DATA TO USE START

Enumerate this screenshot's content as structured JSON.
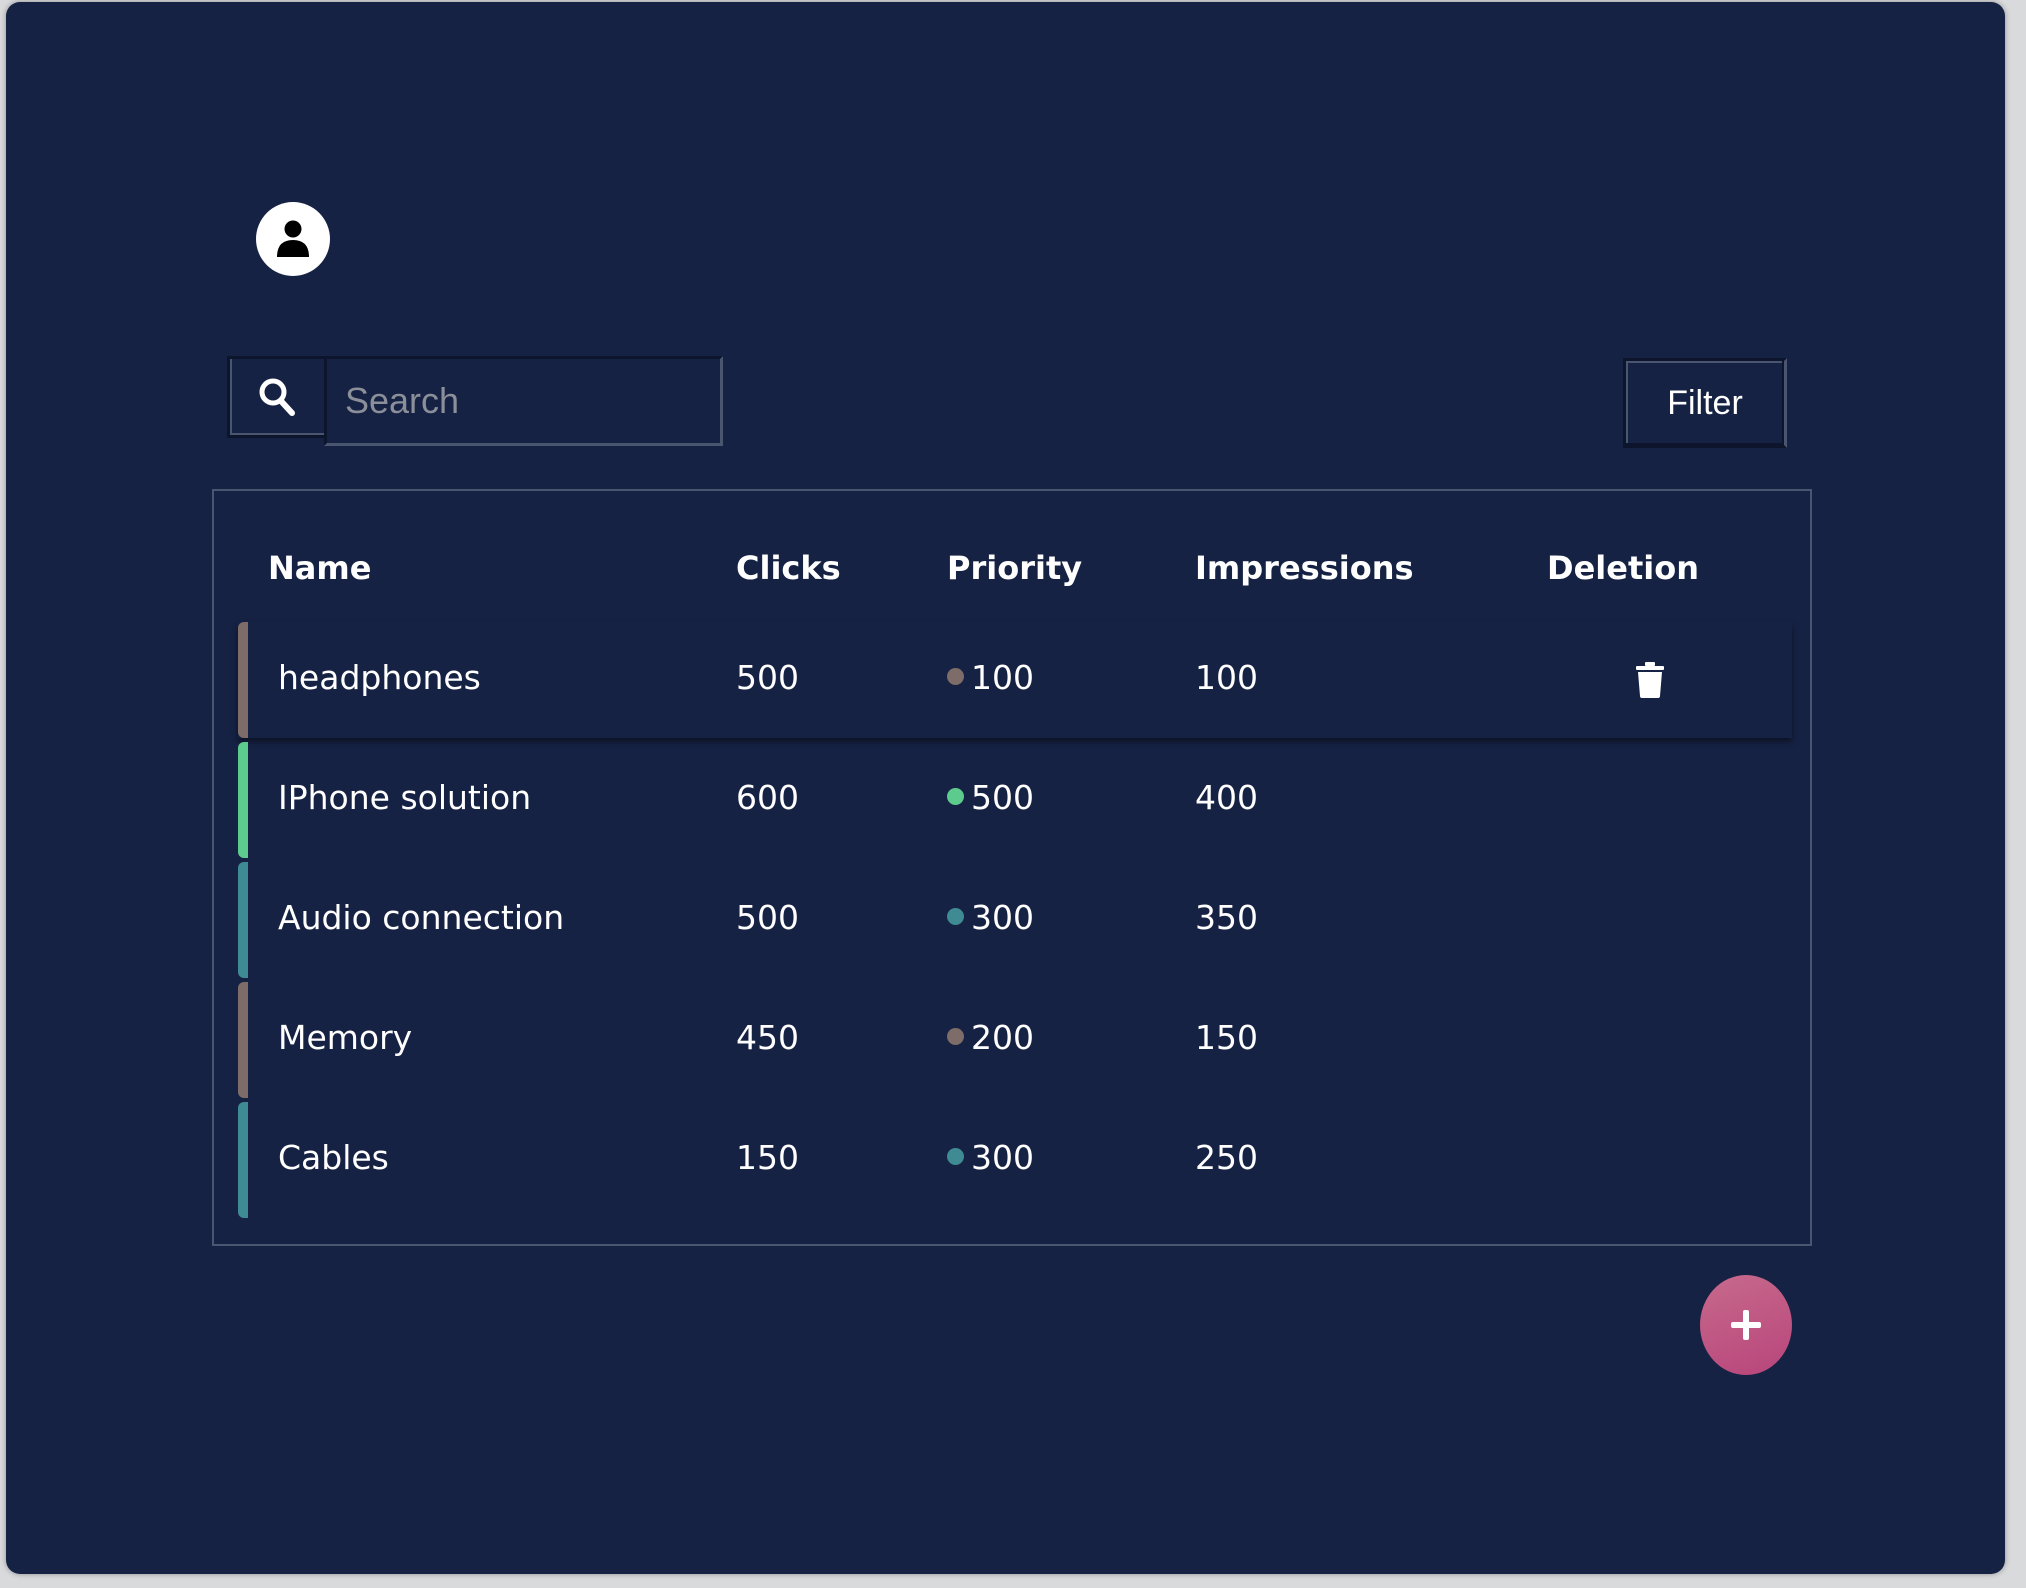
{
  "search": {
    "placeholder": "Search",
    "value": ""
  },
  "filter_label": "Filter",
  "table": {
    "columns": [
      "Name",
      "Clicks",
      "Priority",
      "Impressions",
      "Deletion"
    ],
    "rows": [
      {
        "name": "headphones",
        "clicks": "500",
        "priority": "100",
        "impressions": "100",
        "accent": "#7d6c68",
        "dot": "#7d6c68",
        "highlight": true
      },
      {
        "name": "IPhone solution",
        "clicks": "600",
        "priority": "500",
        "impressions": "400",
        "accent": "#5ecb8e",
        "dot": "#5ecb8e"
      },
      {
        "name": "Audio connection",
        "clicks": "500",
        "priority": "300",
        "impressions": "350",
        "accent": "#3f8b93",
        "dot": "#3f8b93"
      },
      {
        "name": "Memory",
        "clicks": "450",
        "priority": "200",
        "impressions": "150",
        "accent": "#7d6c68",
        "dot": "#7d6c68"
      },
      {
        "name": "Cables",
        "clicks": "150",
        "priority": "300",
        "impressions": "250",
        "accent": "#3f8b93",
        "dot": "#3f8b93"
      }
    ]
  },
  "icons": {
    "avatar": "user-icon",
    "search": "search-icon",
    "delete": "trash-icon",
    "add": "plus-icon"
  },
  "colors": {
    "background": "#162244",
    "add_button_start": "#c76a8c",
    "add_button_end": "#b8457b"
  }
}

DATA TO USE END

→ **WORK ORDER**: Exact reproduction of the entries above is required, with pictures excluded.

→ **SOLUTION TO THIS EXERCISE**:
Enumerate this screenshot's content as structured JSON.
{
  "search": {
    "placeholder": "Search",
    "value": ""
  },
  "filter_label": "Filter",
  "table": {
    "columns": [
      "Name",
      "Clicks",
      "Priority",
      "Impressions",
      "Deletion"
    ],
    "rows": [
      {
        "name": "headphones",
        "clicks": "500",
        "priority": "100",
        "impressions": "100",
        "accent": "#7d6c68",
        "dot": "#7d6c68",
        "highlight": true
      },
      {
        "name": "IPhone solution",
        "clicks": "600",
        "priority": "500",
        "impressions": "400",
        "accent": "#5ecb8e",
        "dot": "#5ecb8e"
      },
      {
        "name": "Audio connection",
        "clicks": "500",
        "priority": "300",
        "impressions": "350",
        "accent": "#3f8b93",
        "dot": "#3f8b93"
      },
      {
        "name": "Memory",
        "clicks": "450",
        "priority": "200",
        "impressions": "150",
        "accent": "#7d6c68",
        "dot": "#7d6c68"
      },
      {
        "name": "Cables",
        "clicks": "150",
        "priority": "300",
        "impressions": "250",
        "accent": "#3f8b93",
        "dot": "#3f8b93"
      }
    ]
  },
  "icons": {
    "avatar": "user-icon",
    "search": "search-icon",
    "delete": "trash-icon",
    "add": "plus-icon"
  },
  "colors": {
    "background": "#162244",
    "add_button_start": "#c76a8c",
    "add_button_end": "#b8457b"
  }
}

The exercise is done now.